Cedric Sommerville works with a team to build the new medical tower at Akron Children'sLucky for Sommerville and his workers, things are running smoothly with minimum issues and no major injuries. That’s unheard of, especially more than three months into construction.

Normally, something arises right off the bat, he said. Sommerville’s even had to call in a union representative to settle issues in extreme circumstances — something he hasn’t had to do at Akron Children’s.

He credits the smooth process to the project’s Integrated Lean Delivery Method and team environment to the leaders at Welty/Boldt. They are on the site daily, talking to crews and assessing safety concerns to keep the project running as efficiently as possible.

“It’s like everyone’s on their best behavior,” said Sommerville. “It’s like they know we’re working at a children’s hospital, and they know [the kids] are watching out the window.”

With no issues to settle today, Sommerville begins his daily duties as a laborer. Today, he’ll be stock piling and transporting materials, helping to pour the concrete and cleaning up the job site.

Cedric Sommerville

His laborer, Hutch, calls him over for help. He helps him stack a pile of concrete panels, wrapping them in rope and hooking the load to the overhead crane.

The crane operator then lifts the stack and transports it to the other side of the job site, where they will be placed as a mold for the pour later that day.

“Just trying not to be nit-picking on every little thing,” said Sommerville on what it takes to succeed here. “You’ve got to give and take some. Most of all, treat people with respect. Talk to them instead of hollering and screaming at them.”

Sommerville got his start in the business 20 years ago after walking past a Ruhlin Construction project and walking onto the site to apply for a job. After much persistence and never giving up, he finally got the call to report to work there.

Cedric Sommerville assists a laborer

Since then, Sommerville has worked on several construction sites for Akron Children’s, the Hoover plant in Canton and Dirt Devil in Solon, to name a few. He has served as the Local 894’s union steward for eight years and its Sergeant of Arms for five.

“You just work around new people all the time, you get to meet new friends,” he said as the best part about this job. “If you get laid off, you can call them and [we support each other].”

Video: Child life specialists weigh in on Akron Children’s new critical care tower

Our child life specialists play a critical role in helping to reduce stress and anxiety for children and families before, during and after medical procedures. It’s a perspective they’re sharing with the team planning and building the new $200-million critical care tower at Akron Children’s Hospital.

Help us build a better hospital

Akron Children’s Hospital hosted its first family focus group in August to help design its new critical care tower.

Akron Children’s Hospital is seeking families to share their vision for a new ER and outpatient surgery center during the second in a series of family focus groups on Tuesday, Sept. 25, 5:30-7:30 p.m.

Our new critical care tower will be designed to enhance the quality, family-centered care we’ve been providing for more than 120 years.

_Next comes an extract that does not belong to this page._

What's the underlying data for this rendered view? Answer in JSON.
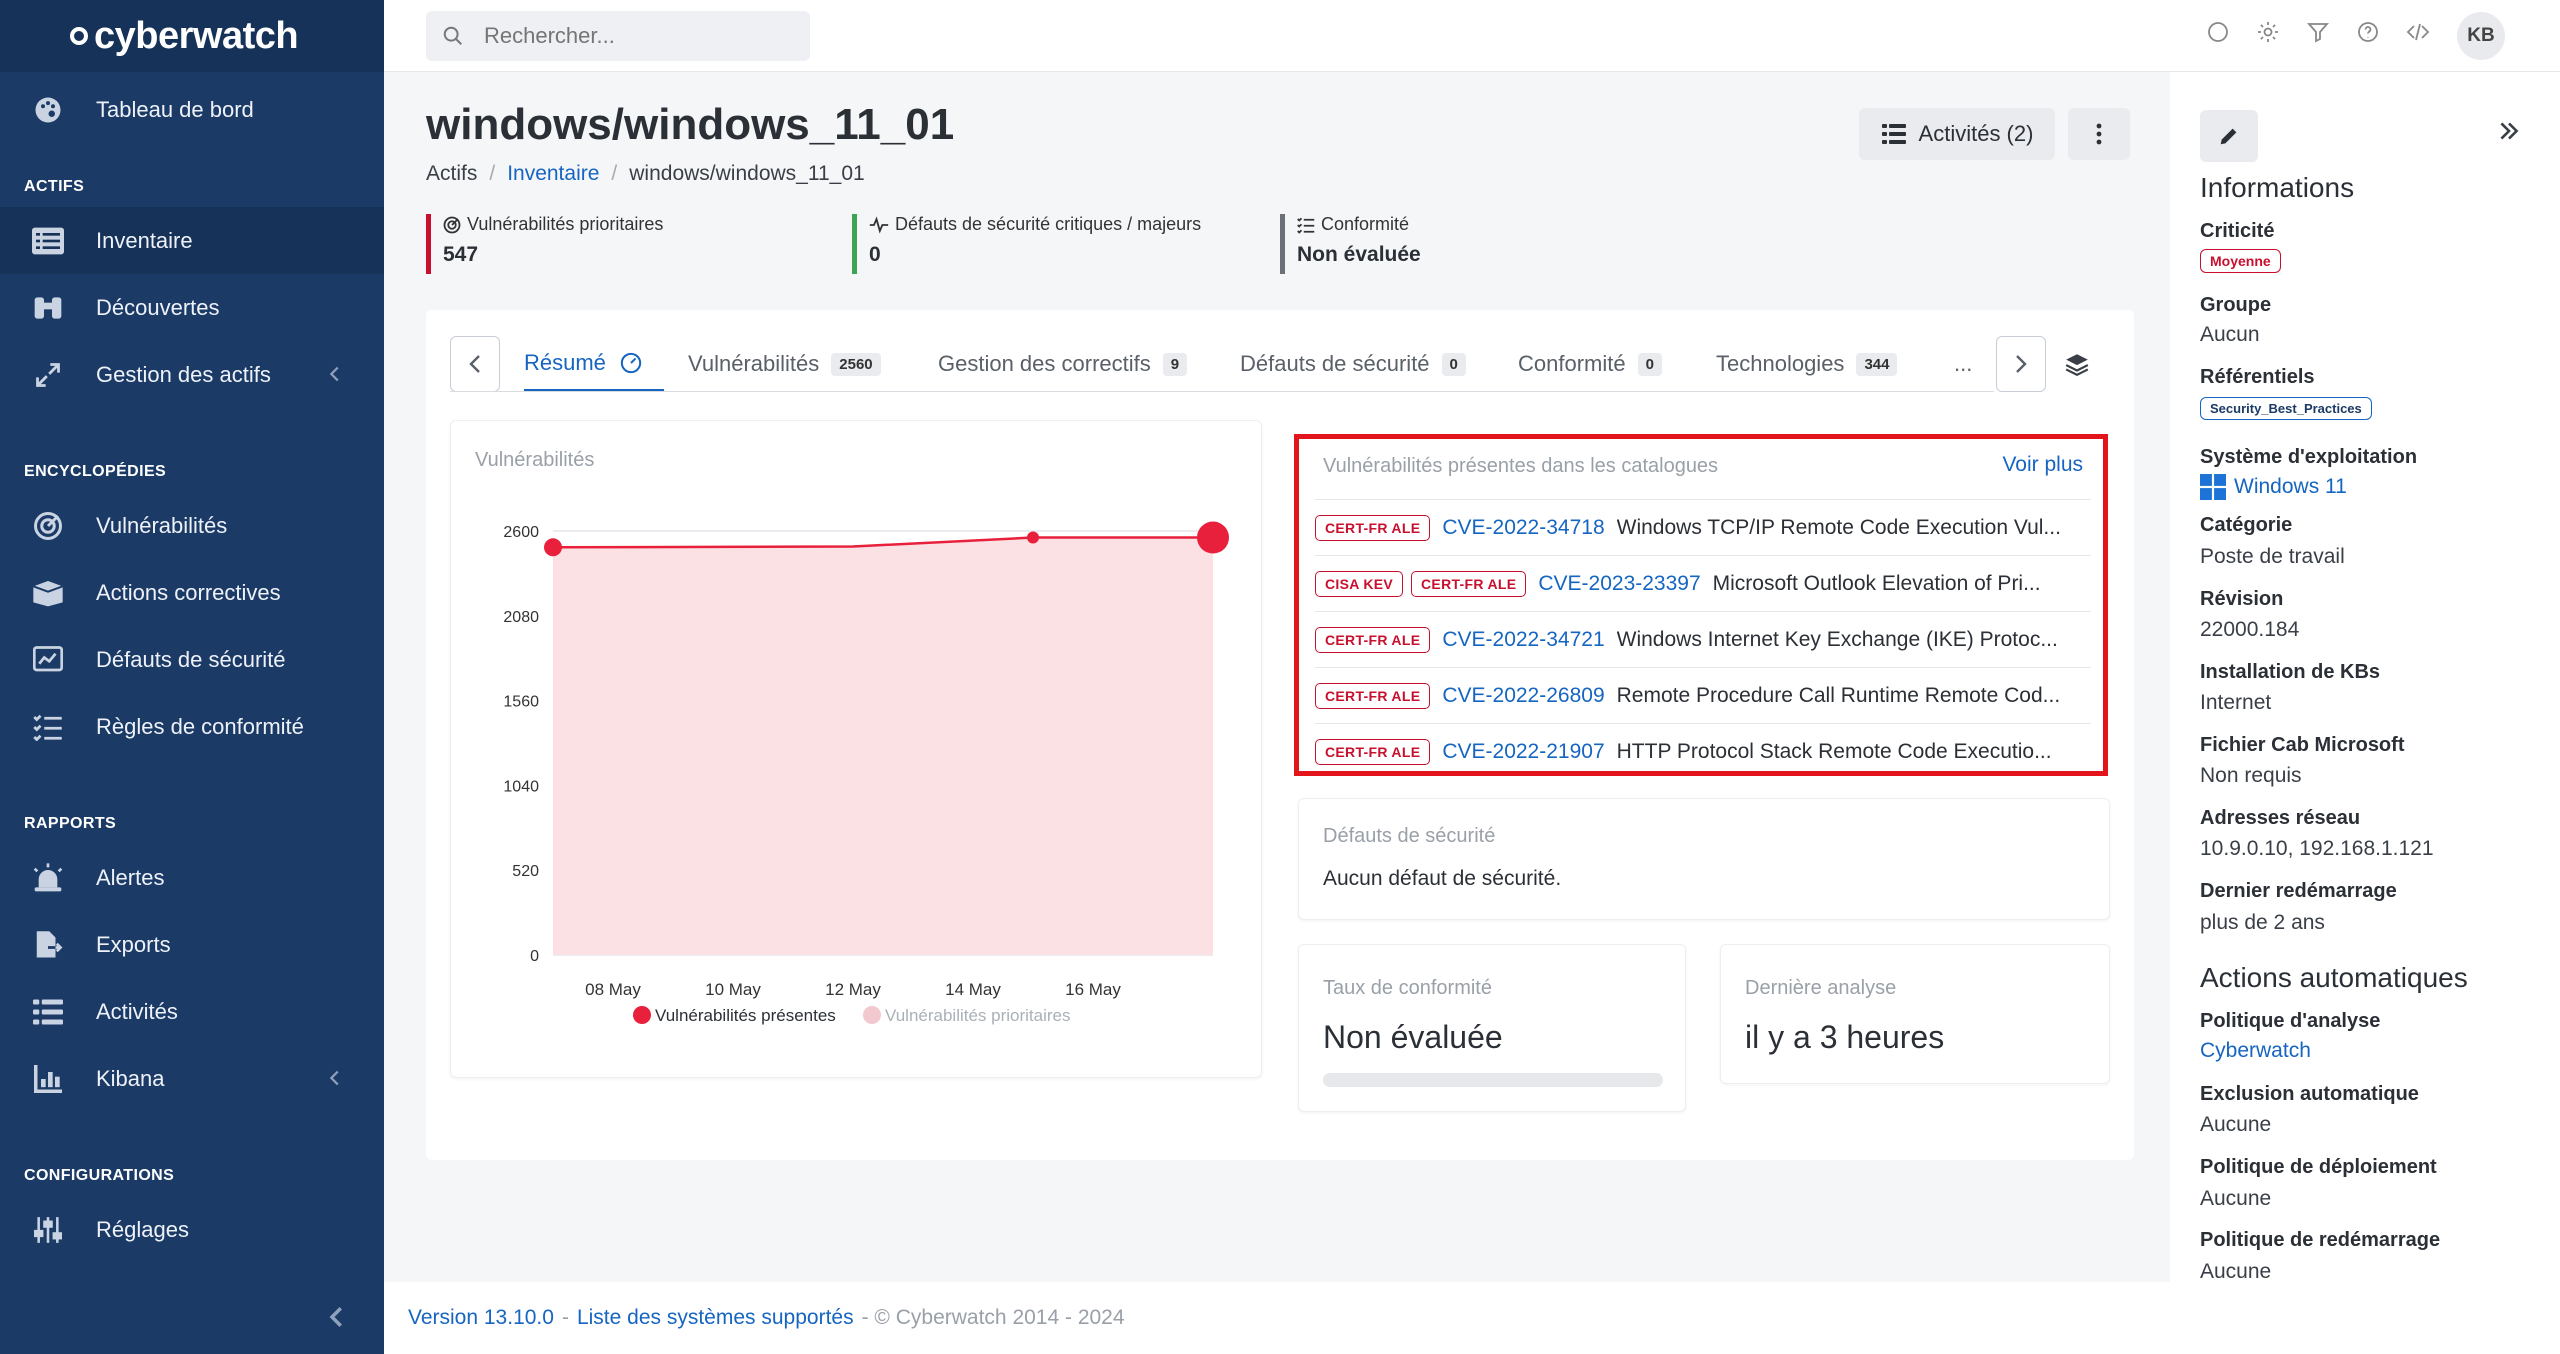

Patient families offer an important perspective in the planning process.

“Your input will help us ensure the space is created as a healing environment for patients and families,” said Judy Doyle, parent advisor coordinator at Akron Children’s Hospital.

Parents are encouraged to bring their children ages 9 and older because we’d like their opinions too.

To attend or for more information, contact Judy at 330-543-3072 or jdoyle@chmca.org. Space is limited.

Check out the August family focus group.